Video editing – deadlines vs deadbeats

How long does it take to produce an event video?   I was asked last month to quote for filming at an event in June this year. That's a days shooting and production of a highlights video to use for promotional purposes. We do a lot of that kind of thing, so no problem there. I duly sent an outline quote to the customer. He then asked how quickly I could turn the video round. I said, all things being equal, a few days, probably quicker. We get asked to do fast turnaround jobs, so this was not an issue. His reason for asking? The production company who had filmed last June had still not delivered the video... in December. I'm aware of such a thing as extenuating circumstances, but really? Six months?! Last November we did some filming at an event in the Emirates stadium. The brief was that a highlights package had to be ready by the end of the same day. This is something we're completely geared up for. With the addition of a laptop and suitable connectors, everything can be on site. It's a simple matter of uploading the footage from the camera and editing away. At the stadium event we were even able to take footage from the onsite auditorium camera and provide that to the client too - a record of the presentation that had happened not an hour before. This is not just the raw footage either. This was trimmed to the exact length, corrected for colour and sound, and provided on a memory stick in a universal MP4 format. In early December every year for the last 4 years we've been filming at an event which requires an even faster turnaround for PR purposes. Filming is from 10.30am to 12.00pm on 2 cameras, and a 30 second edit package needs to go online ASAP. This year we had high hopes for a very quick turnaround; we had faster memory cards and a new laptop. At 12.00 the cameras are broken down and bagged up. Everything is taken to the site office. The laptop is set up. All the footage is ingested to the Mac. A roughly 30 second piece of music from the morning is needed as a soundtrack; luckily the first 30 seconds of a Christmas carol worked well. This is cut to about a dozen shots showing the highlights. Sound and colour corrections are made. The draft is shown to the client who is waiting in the room. They approve. I make a few changes for professional satisfaction. I export the file. File goes on USB stick.

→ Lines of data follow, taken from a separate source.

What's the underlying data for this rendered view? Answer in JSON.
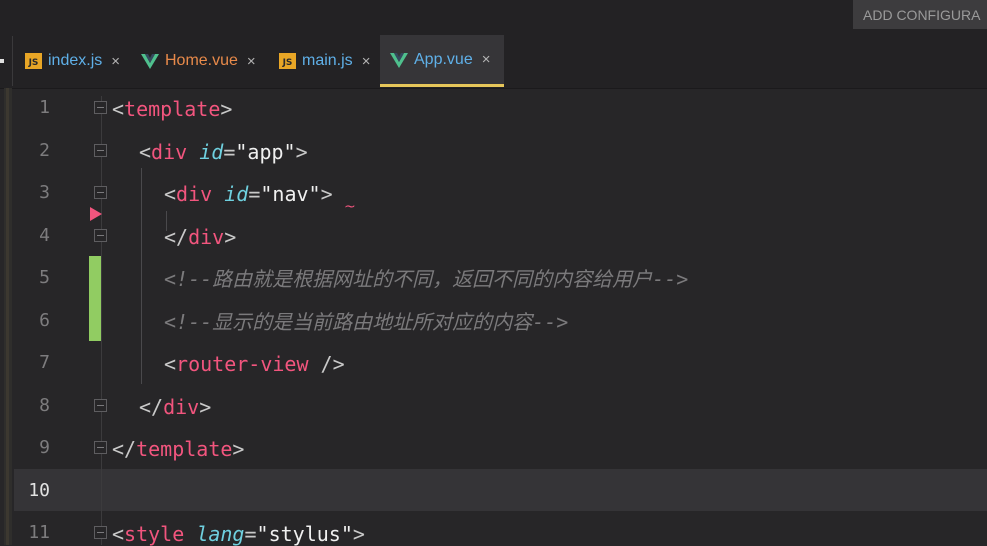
{
  "toolbar": {
    "config_label": "ADD CONFIGURA"
  },
  "tabs": [
    {
      "label": "index.js",
      "icon": "js-file-icon",
      "active": false
    },
    {
      "label": "Home.vue",
      "icon": "vue-file-icon",
      "active": false
    },
    {
      "label": "main.js",
      "icon": "js-file-icon",
      "active": false
    },
    {
      "label": "App.vue",
      "icon": "vue-file-icon",
      "active": true
    }
  ],
  "js_badge": "JS",
  "close_glyph": "×",
  "editor": {
    "current_line": 10,
    "line_numbers": [
      "1",
      "2",
      "3",
      "4",
      "5",
      "6",
      "7",
      "8",
      "9",
      "10",
      "11"
    ],
    "lines": {
      "l1": [
        "<",
        "template",
        ">"
      ],
      "l2": [
        "<",
        "div",
        "id",
        "=",
        "\"app\"",
        ">"
      ],
      "l3": [
        "<",
        "div",
        "id",
        "=",
        "\"nav\"",
        ">"
      ],
      "l4": [
        "</",
        "div",
        ">"
      ],
      "l5": "<!--路由就是根据网址的不同，返回不同的内容给用户-->",
      "l6": "<!--显示的是当前路由地址所对应的内容-->",
      "l7": [
        "<",
        "router-view",
        " />"
      ],
      "l8": [
        "</",
        "div",
        ">"
      ],
      "l9": [
        "</",
        "template",
        ">"
      ],
      "l11": [
        "<",
        "style",
        "lang",
        "=",
        "\"stylus\"",
        ">"
      ]
    },
    "squiggle": "~"
  },
  "colors": {
    "tag": "#f2557e",
    "attribute": "#6fd0df",
    "comment": "#7b7a7c",
    "active_tab_underline": "#e6c65a",
    "change_marker": "#91cc62"
  }
}
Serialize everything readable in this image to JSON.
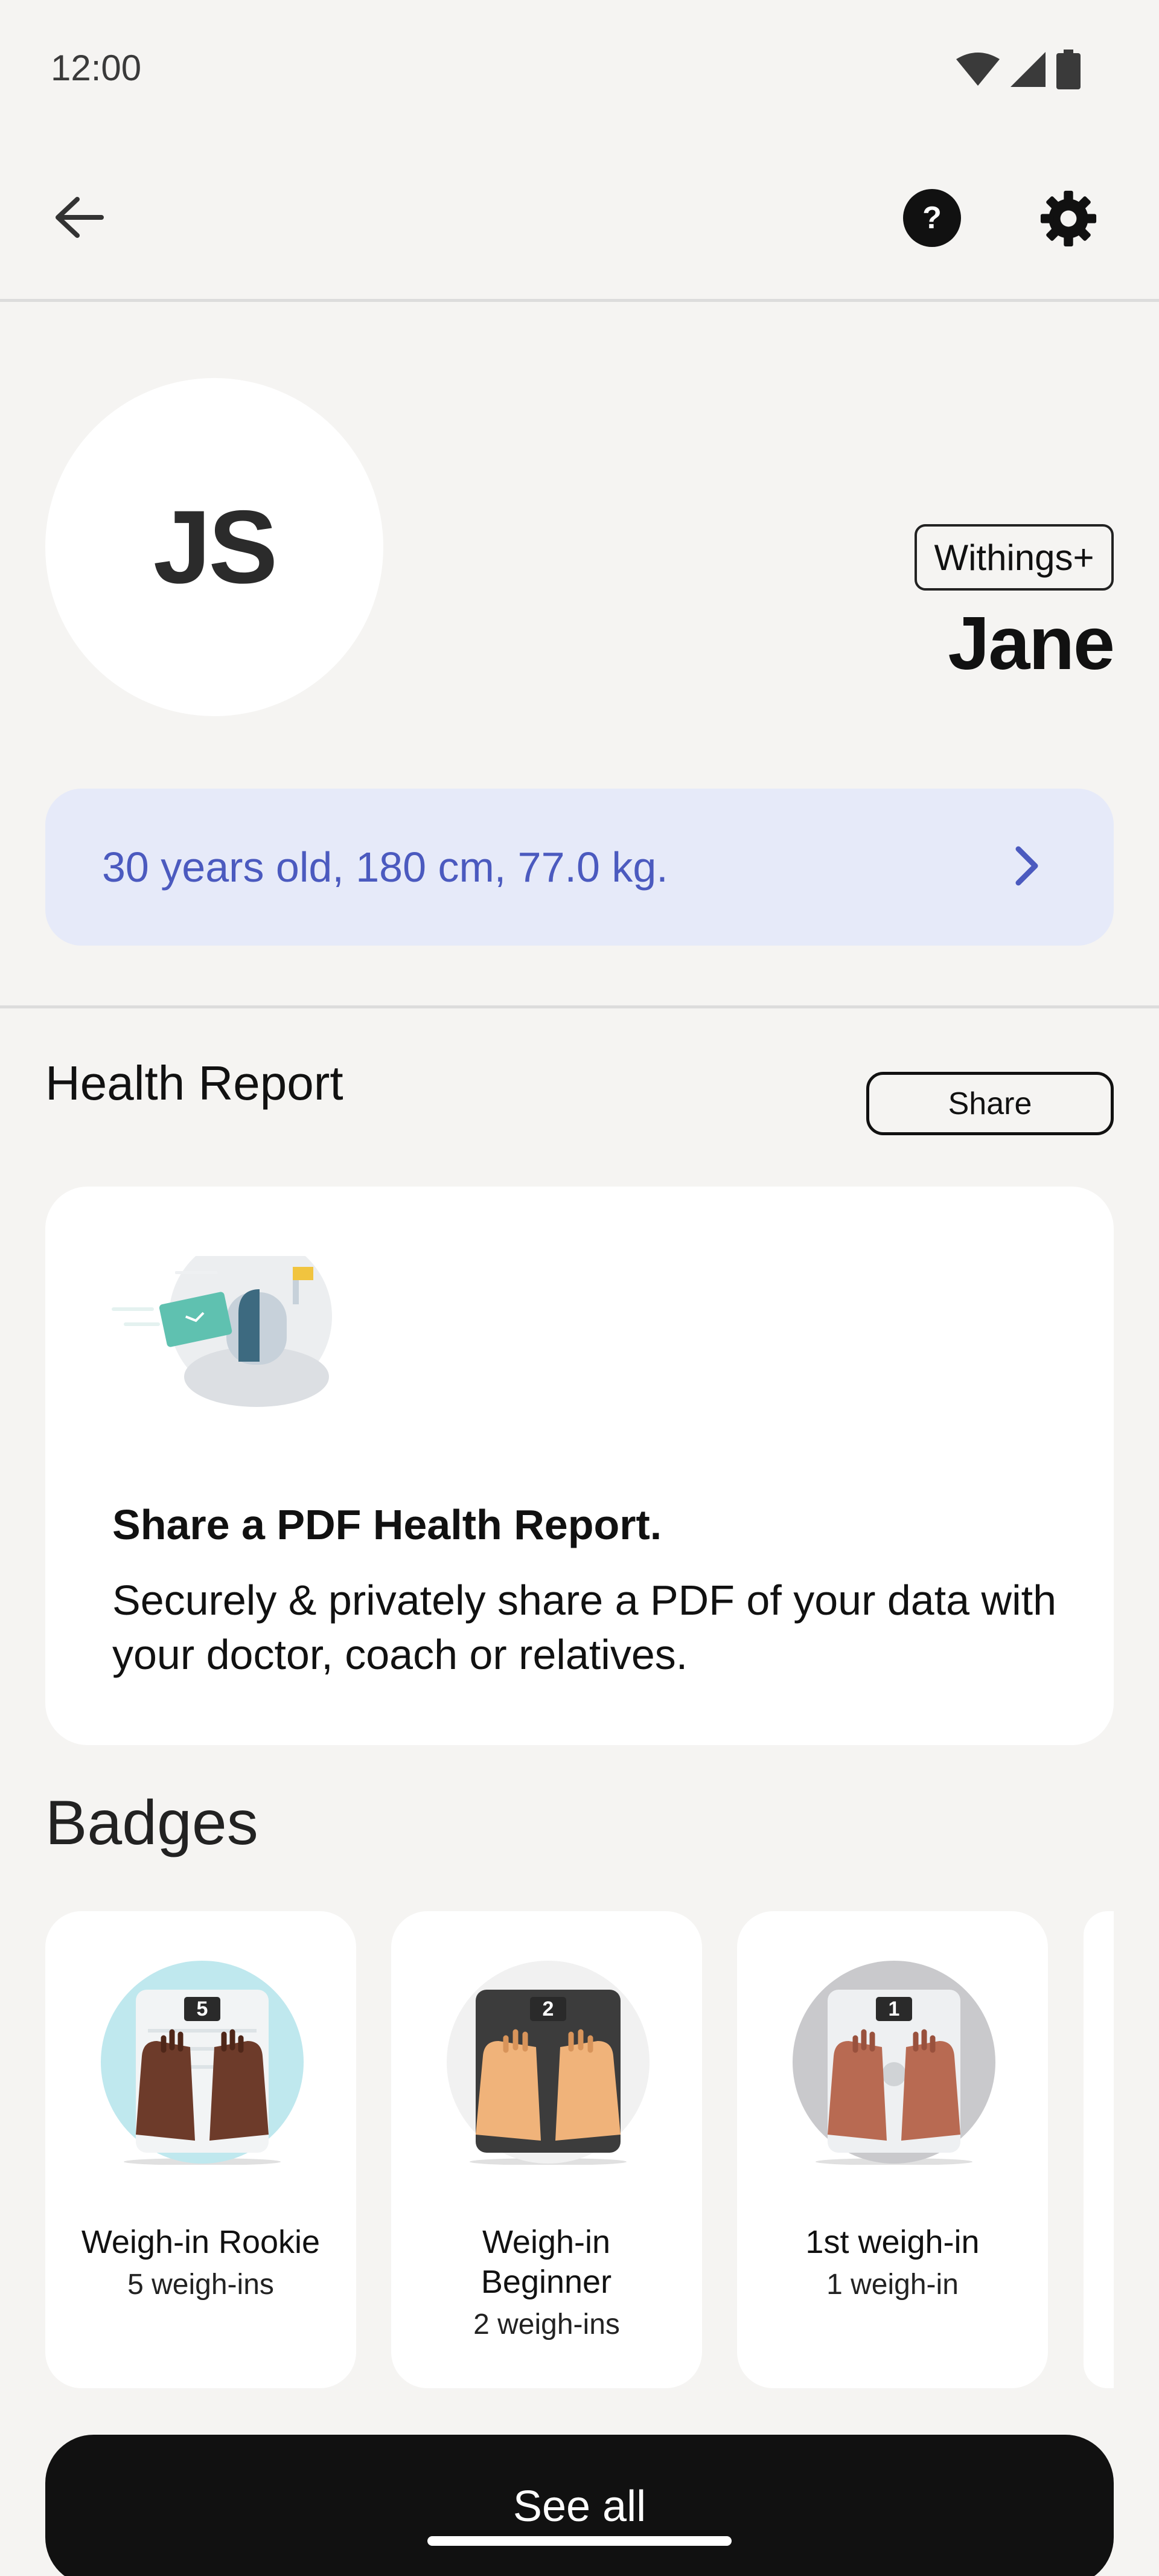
{
  "status_bar": {
    "time": "12:00",
    "icons": [
      "wifi-icon",
      "signal-icon",
      "battery-icon"
    ]
  },
  "app_bar": {
    "icons": [
      "back-arrow-icon",
      "help-icon",
      "gear-icon"
    ],
    "help_symbol": "?"
  },
  "profile": {
    "initials": "JS",
    "plan_badge": "Withings+",
    "name": "Jane",
    "summary": "30 years old, 180 cm, 77.0 kg."
  },
  "health_report": {
    "title": "Health Report",
    "share_label": "Share",
    "card_title": "Share a PDF Health Report.",
    "card_description": "Securely & privately share a PDF of your data with your doctor, coach or relatives."
  },
  "badges": {
    "title": "Badges",
    "items": [
      {
        "name": "Weigh-in Rookie",
        "count": "5 weigh-ins",
        "number": "5"
      },
      {
        "name": "Weigh-in Beginner",
        "count": "2 weigh-ins",
        "number": "2"
      },
      {
        "name": "1st weigh-in",
        "count": "1 weigh-in",
        "number": "1"
      }
    ],
    "see_all_label": "See all"
  },
  "colors": {
    "background": "#f5f4f2",
    "summary_bg": "#e6eaf9",
    "summary_text": "#4b5abf",
    "card_bg": "#ffffff",
    "primary_button": "#111111"
  }
}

USB stick goes to the client. They upload to YouTube for onward dissemination. I stop the clock. 12.41. A new record. And, apparently, almost exactly 6 months faster than some other video suppliers can manage.